== DATA FOR THIS TASK ==

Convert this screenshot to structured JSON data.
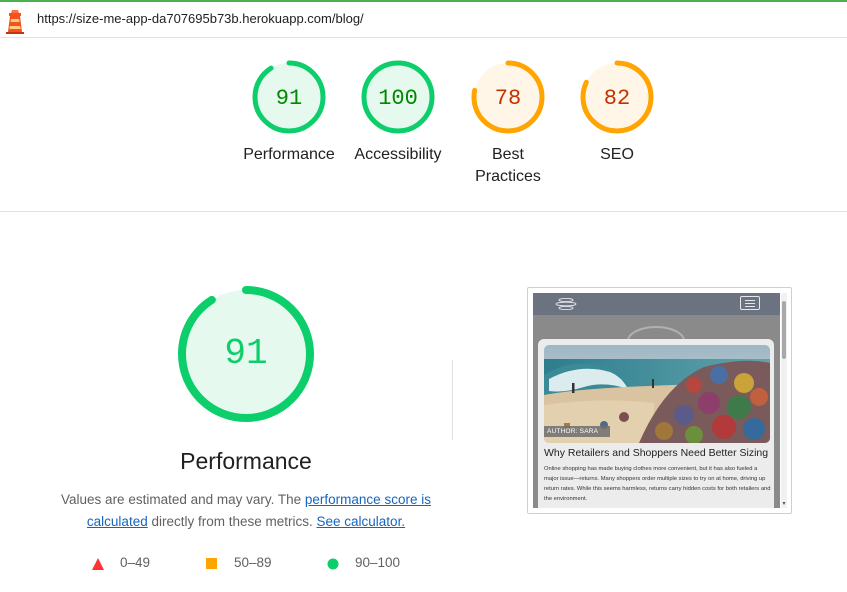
{
  "url": "https://size-me-app-da707695b73b.herokuapp.com/blog/",
  "colors": {
    "pass": "#0cce6b",
    "pass_fill": "#e6f9ee",
    "pass_text": "#008800",
    "average": "#ffa400",
    "average_fill": "#fff6e8",
    "average_text": "#c33300",
    "fail": "#ff3333",
    "link": "#1565c0"
  },
  "summary_gauges": [
    {
      "label": "Performance",
      "score": 91
    },
    {
      "label": "Accessibility",
      "score": 100
    },
    {
      "label": "Best Practices",
      "score": 78
    },
    {
      "label": "SEO",
      "score": 82
    }
  ],
  "performance": {
    "score": 91,
    "title": "Performance",
    "desc_prefix": "Values are estimated and may vary. The ",
    "link_score": "performance score is calculated",
    "desc_middle": " directly from these metrics. ",
    "link_calculator": "See calculator."
  },
  "legend": [
    {
      "range": "0–49",
      "shape": "triangle"
    },
    {
      "range": "50–89",
      "shape": "square"
    },
    {
      "range": "90–100",
      "shape": "circle"
    }
  ],
  "thumbnail": {
    "author": "AUTHOR: SARA",
    "title": "Why Retailers and Shoppers Need Better Sizing",
    "body": "Online shopping has made buying clothes more convenient, but it has also fueled a major issue—returns. Many shoppers order multiple sizes to try on at home, driving up return rates. While this seems harmless, returns carry hidden costs for both retailers and the environment."
  }
}
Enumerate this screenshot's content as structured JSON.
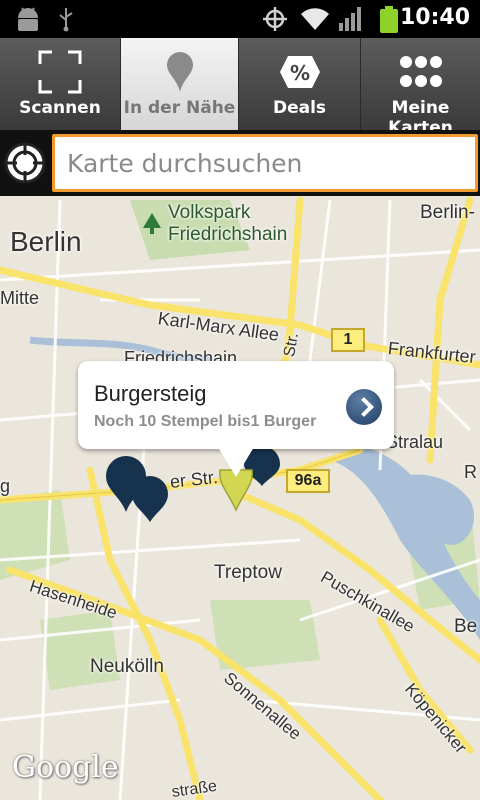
{
  "status_bar": {
    "time": "10:40",
    "icons": [
      "android-debug-icon",
      "usb-icon",
      "gps-icon",
      "wifi-icon",
      "signal-icon",
      "battery-icon"
    ]
  },
  "tabs": [
    {
      "label": "Scannen",
      "icon": "scan-frame-icon",
      "active": false
    },
    {
      "label": "In der Nähe",
      "icon": "map-pin-icon",
      "active": true
    },
    {
      "label": "Deals",
      "icon": "percent-badge-icon",
      "active": false
    },
    {
      "label": "Meine Karten",
      "icon": "grid-dots-icon",
      "active": false
    }
  ],
  "search": {
    "placeholder": "Karte durchsuchen",
    "accent": "#f29a2e"
  },
  "map": {
    "labels": {
      "berlin": "Berlin",
      "berlin_right": "Berlin-",
      "volkspark": "Volkspark",
      "friedrichshain": "Friedrichshain",
      "mitte": "Mitte",
      "karl_marx": "Karl-Marx Allee",
      "frankfurter": "Frankfurter",
      "friedrichshain2": "Friedrichshain",
      "str": "Str.",
      "er_str": "er Str.",
      "stralau": "Stralau",
      "treptow": "Treptow",
      "puschkinallee": "Puschkinallee",
      "hasenheide": "Hasenheide",
      "neukolln": "Neukölln",
      "sonnenallee": "Sonnenallee",
      "kopenicker": "Köpenicker",
      "strasse_bottom": "straße",
      "edge_g": "g",
      "edge_r": "R",
      "edge_be": "Be"
    },
    "route_badges": [
      "1",
      "96a"
    ],
    "marker_color": "#16324d",
    "selected_marker_color": "#d2d653",
    "callout": {
      "title": "Burgersteig",
      "subtitle": "Noch 10 Stempel bis1 Burger"
    },
    "attribution": "Google"
  }
}
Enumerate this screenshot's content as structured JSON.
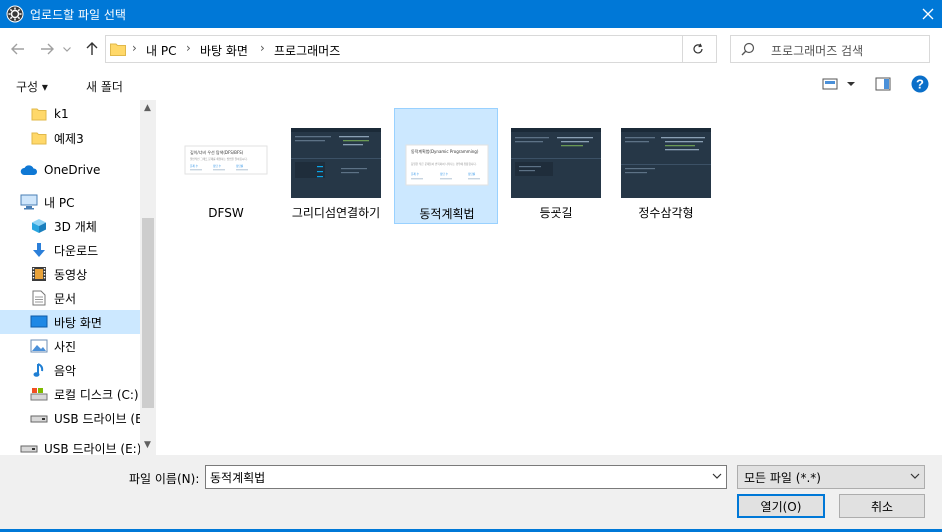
{
  "window": {
    "title": "업로드할 파일 선택"
  },
  "address": {
    "crumbs": [
      "내 PC",
      "바탕 화면",
      "프로그래머즈"
    ],
    "search_placeholder": "프로그래머즈 검색"
  },
  "toolbar": {
    "organize": "구성 ▾",
    "new_folder": "새 폴더"
  },
  "sidebar": {
    "items": [
      {
        "label": "k1",
        "icon": "folder-icon"
      },
      {
        "label": "예제3",
        "icon": "folder-icon"
      },
      {
        "label": "OneDrive",
        "icon": "cloud-icon"
      },
      {
        "label": "내 PC",
        "icon": "computer-icon"
      },
      {
        "label": "3D 개체",
        "icon": "cube-icon"
      },
      {
        "label": "다운로드",
        "icon": "download-icon"
      },
      {
        "label": "동영상",
        "icon": "video-icon"
      },
      {
        "label": "문서",
        "icon": "document-icon"
      },
      {
        "label": "바탕 화면",
        "icon": "desktop-icon",
        "selected": true
      },
      {
        "label": "사진",
        "icon": "picture-icon"
      },
      {
        "label": "음악",
        "icon": "music-icon"
      },
      {
        "label": "로컬 디스크 (C:)",
        "icon": "drive-icon"
      },
      {
        "label": "USB 드라이브 (E",
        "icon": "usb-drive-icon"
      },
      {
        "label": "USB 드라이브 (E:)",
        "icon": "usb-drive-icon"
      }
    ]
  },
  "files": [
    {
      "name": "DFSW",
      "thumb": "light-dfs",
      "thumb_title": "깊이/너비 우선 탐색(DFS/BFS)",
      "thumb_text": "일반적인 그래프 문제를 해결하는 방법을 알아봅시다.",
      "cols": [
        "문제 수",
        "정답 수",
        "정답률"
      ]
    },
    {
      "name": "그리디섬연결하기",
      "thumb": "dark-code"
    },
    {
      "name": "동적계획법",
      "thumb": "light-dp",
      "selected": true,
      "thumb_title": "동적계획법(Dynamic Programming)",
      "thumb_text": "동일한 작은 문제들이 반복하여 나타나는 경우에 유용합니다.",
      "cols": [
        "문제 수",
        "정답 수",
        "정답률"
      ]
    },
    {
      "name": "등굣길",
      "thumb": "dark-code"
    },
    {
      "name": "정수삼각형",
      "thumb": "dark-code"
    }
  ],
  "bottom": {
    "filename_label": "파일 이름(N):",
    "filename_value": "동적계획법",
    "filter": "모든 파일 (*.*)",
    "open_button": "열기(O)",
    "cancel_button": "취소"
  },
  "colors": {
    "accent": "#0078d7",
    "selection": "#cce8ff",
    "folder": "#ffd869"
  }
}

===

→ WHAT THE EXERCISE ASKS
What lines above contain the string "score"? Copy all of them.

→ EXERCISE OUTPUT
      "score": 91
      "score": 100
      "score": 78
      "score": 82
    "score": 91,
    "link_score": "performance score is calculated",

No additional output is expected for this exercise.